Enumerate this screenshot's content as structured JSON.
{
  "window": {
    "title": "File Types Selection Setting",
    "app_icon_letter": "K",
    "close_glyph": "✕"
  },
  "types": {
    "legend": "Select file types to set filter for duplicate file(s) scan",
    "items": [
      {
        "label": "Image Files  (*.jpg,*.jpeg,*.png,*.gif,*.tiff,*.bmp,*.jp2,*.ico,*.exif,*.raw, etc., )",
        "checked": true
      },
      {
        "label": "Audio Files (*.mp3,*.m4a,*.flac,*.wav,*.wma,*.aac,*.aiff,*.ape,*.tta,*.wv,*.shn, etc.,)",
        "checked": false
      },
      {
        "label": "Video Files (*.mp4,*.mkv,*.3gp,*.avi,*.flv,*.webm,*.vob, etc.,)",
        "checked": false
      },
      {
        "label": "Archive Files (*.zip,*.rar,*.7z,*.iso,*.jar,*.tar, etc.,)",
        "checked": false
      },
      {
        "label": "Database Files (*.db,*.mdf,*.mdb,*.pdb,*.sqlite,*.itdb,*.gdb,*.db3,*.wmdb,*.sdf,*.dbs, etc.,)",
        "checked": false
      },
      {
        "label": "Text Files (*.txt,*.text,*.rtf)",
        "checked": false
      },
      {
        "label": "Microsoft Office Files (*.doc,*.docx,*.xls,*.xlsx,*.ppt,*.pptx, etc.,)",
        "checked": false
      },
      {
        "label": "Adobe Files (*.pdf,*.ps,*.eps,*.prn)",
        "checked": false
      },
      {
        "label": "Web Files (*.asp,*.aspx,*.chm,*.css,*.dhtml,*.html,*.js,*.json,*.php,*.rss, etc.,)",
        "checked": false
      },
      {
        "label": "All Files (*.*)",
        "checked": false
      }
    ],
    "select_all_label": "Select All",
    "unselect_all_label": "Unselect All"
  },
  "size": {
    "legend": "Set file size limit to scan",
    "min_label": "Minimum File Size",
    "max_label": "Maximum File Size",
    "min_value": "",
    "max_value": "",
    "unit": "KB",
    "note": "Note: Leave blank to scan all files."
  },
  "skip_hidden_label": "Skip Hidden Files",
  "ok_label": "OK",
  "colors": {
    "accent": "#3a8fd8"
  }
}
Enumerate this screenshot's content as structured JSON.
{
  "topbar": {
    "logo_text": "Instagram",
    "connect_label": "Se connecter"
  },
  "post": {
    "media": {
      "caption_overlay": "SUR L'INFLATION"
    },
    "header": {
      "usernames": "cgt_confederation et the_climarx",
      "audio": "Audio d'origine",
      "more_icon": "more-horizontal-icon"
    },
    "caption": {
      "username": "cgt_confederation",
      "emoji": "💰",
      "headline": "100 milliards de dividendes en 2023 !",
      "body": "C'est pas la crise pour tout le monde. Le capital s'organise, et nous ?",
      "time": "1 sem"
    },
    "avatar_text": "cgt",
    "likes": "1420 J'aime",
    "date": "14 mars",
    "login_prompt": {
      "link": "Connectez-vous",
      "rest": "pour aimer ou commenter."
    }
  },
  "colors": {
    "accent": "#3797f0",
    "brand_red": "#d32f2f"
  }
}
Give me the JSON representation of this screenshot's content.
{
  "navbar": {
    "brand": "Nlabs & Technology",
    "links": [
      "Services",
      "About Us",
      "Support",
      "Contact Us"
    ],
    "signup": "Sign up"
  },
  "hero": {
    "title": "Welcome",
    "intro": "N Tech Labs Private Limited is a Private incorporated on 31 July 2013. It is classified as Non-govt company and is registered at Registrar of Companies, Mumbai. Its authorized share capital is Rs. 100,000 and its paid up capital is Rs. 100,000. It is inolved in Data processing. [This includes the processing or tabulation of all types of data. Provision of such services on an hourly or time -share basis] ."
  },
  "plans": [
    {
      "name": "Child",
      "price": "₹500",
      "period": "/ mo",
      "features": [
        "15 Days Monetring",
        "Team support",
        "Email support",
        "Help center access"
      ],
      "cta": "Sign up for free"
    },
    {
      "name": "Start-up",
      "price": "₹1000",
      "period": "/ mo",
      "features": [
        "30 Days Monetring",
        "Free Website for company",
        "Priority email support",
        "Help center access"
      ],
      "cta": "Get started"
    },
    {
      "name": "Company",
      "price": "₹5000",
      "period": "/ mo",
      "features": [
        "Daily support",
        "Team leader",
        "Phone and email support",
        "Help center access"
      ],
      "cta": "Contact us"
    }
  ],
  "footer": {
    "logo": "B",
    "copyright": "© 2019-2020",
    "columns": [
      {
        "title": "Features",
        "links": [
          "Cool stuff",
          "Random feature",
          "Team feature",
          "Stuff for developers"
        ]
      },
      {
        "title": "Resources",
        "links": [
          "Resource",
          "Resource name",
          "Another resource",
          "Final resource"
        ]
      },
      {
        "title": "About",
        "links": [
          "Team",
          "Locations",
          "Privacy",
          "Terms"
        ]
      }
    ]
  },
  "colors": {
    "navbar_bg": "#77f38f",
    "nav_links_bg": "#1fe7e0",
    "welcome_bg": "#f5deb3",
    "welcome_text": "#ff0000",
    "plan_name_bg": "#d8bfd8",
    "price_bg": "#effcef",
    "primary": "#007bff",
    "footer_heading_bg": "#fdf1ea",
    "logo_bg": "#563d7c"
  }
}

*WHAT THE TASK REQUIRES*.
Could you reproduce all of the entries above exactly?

*OUTPUT FOR THIS TASK*.
Enumerate this screenshot's content as structured JSON.
{
  "window": {
    "title": "File Types Selection Setting",
    "app_icon_letter": "K",
    "close_glyph": "✕"
  },
  "types": {
    "legend": "Select file types to set filter for duplicate file(s) scan",
    "items": [
      {
        "label": "Image Files  (*.jpg,*.jpeg,*.png,*.gif,*.tiff,*.bmp,*.jp2,*.ico,*.exif,*.raw, etc., )",
        "checked": true
      },
      {
        "label": "Audio Files (*.mp3,*.m4a,*.flac,*.wav,*.wma,*.aac,*.aiff,*.ape,*.tta,*.wv,*.shn, etc.,)",
        "checked": false
      },
      {
        "label": "Video Files (*.mp4,*.mkv,*.3gp,*.avi,*.flv,*.webm,*.vob, etc.,)",
        "checked": false
      },
      {
        "label": "Archive Files (*.zip,*.rar,*.7z,*.iso,*.jar,*.tar, etc.,)",
        "checked": false
      },
      {
        "label": "Database Files (*.db,*.mdf,*.mdb,*.pdb,*.sqlite,*.itdb,*.gdb,*.db3,*.wmdb,*.sdf,*.dbs, etc.,)",
        "checked": false
      },
      {
        "label": "Text Files (*.txt,*.text,*.rtf)",
        "checked": false
      },
      {
        "label": "Microsoft Office Files (*.doc,*.docx,*.xls,*.xlsx,*.ppt,*.pptx, etc.,)",
        "checked": false
      },
      {
        "label": "Adobe Files (*.pdf,*.ps,*.eps,*.prn)",
        "checked": false
      },
      {
        "label": "Web Files (*.asp,*.aspx,*.chm,*.css,*.dhtml,*.html,*.js,*.json,*.php,*.rss, etc.,)",
        "checked": false
      },
      {
        "label": "All Files (*.*)",
        "checked": false
      }
    ],
    "select_all_label": "Select All",
    "unselect_all_label": "Unselect All"
  },
  "size": {
    "legend": "Set file size limit to scan",
    "min_label": "Minimum File Size",
    "max_label": "Maximum File Size",
    "min_value": "",
    "max_value": "",
    "unit": "KB",
    "note": "Note: Leave blank to scan all files."
  },
  "skip_hidden_label": "Skip Hidden Files",
  "ok_label": "OK",
  "colors": {
    "accent": "#3a8fd8"
  }
}
Enumerate this screenshot's content as structured JSON.
{
  "topbar": {
    "logo_text": "Instagram",
    "connect_label": "Se connecter"
  },
  "post": {
    "media": {
      "caption_overlay": "SUR L'INFLATION"
    },
    "header": {
      "usernames": "cgt_confederation et the_climarx",
      "audio": "Audio d'origine",
      "more_icon": "more-horizontal-icon"
    },
    "caption": {
      "username": "cgt_confederation",
      "emoji": "💰",
      "headline": "100 milliards de dividendes en 2023 !",
      "body": "C'est pas la crise pour tout le monde. Le capital s'organise, et nous ?",
      "time": "1 sem"
    },
    "avatar_text": "cgt",
    "likes": "1420 J'aime",
    "date": "14 mars",
    "login_prompt": {
      "link": "Connectez-vous",
      "rest": "pour aimer ou commenter."
    }
  },
  "colors": {
    "accent": "#3797f0",
    "brand_red": "#d32f2f"
  }
}
Give me the JSON representation of this screenshot's content.
{
  "navbar": {
    "brand": "Nlabs & Technology",
    "links": [
      "Services",
      "About Us",
      "Support",
      "Contact Us"
    ],
    "signup": "Sign up"
  },
  "hero": {
    "title": "Welcome",
    "intro": "N Tech Labs Private Limited is a Private incorporated on 31 July 2013. It is classified as Non-govt company and is registered at Registrar of Companies, Mumbai. Its authorized share capital is Rs. 100,000 and its paid up capital is Rs. 100,000. It is inolved in Data processing. [This includes the processing or tabulation of all types of data. Provision of such services on an hourly or time -share basis] ."
  },
  "plans": [
    {
      "name": "Child",
      "price": "₹500",
      "period": "/ mo",
      "features": [
        "15 Days Monetring",
        "Team support",
        "Email support",
        "Help center access"
      ],
      "cta": "Sign up for free"
    },
    {
      "name": "Start-up",
      "price": "₹1000",
      "period": "/ mo",
      "features": [
        "30 Days Monetring",
        "Free Website for company",
        "Priority email support",
        "Help center access"
      ],
      "cta": "Get started"
    },
    {
      "name": "Company",
      "price": "₹5000",
      "period": "/ mo",
      "features": [
        "Daily support",
        "Team leader",
        "Phone and email support",
        "Help center access"
      ],
      "cta": "Contact us"
    }
  ],
  "footer": {
    "logo": "B",
    "copyright": "© 2019-2020",
    "columns": [
      {
        "title": "Features",
        "links": [
          "Cool stuff",
          "Random feature",
          "Team feature",
          "Stuff for developers"
        ]
      },
      {
        "title": "Resources",
        "links": [
          "Resource",
          "Resource name",
          "Another resource",
          "Final resource"
        ]
      },
      {
        "title": "About",
        "links": [
          "Team",
          "Locations",
          "Privacy",
          "Terms"
        ]
      }
    ]
  },
  "colors": {
    "navbar_bg": "#77f38f",
    "nav_links_bg": "#1fe7e0",
    "welcome_bg": "#f5deb3",
    "welcome_text": "#ff0000",
    "plan_name_bg": "#d8bfd8",
    "price_bg": "#effcef",
    "primary": "#007bff",
    "footer_heading_bg": "#fdf1ea",
    "logo_bg": "#563d7c"
  }
}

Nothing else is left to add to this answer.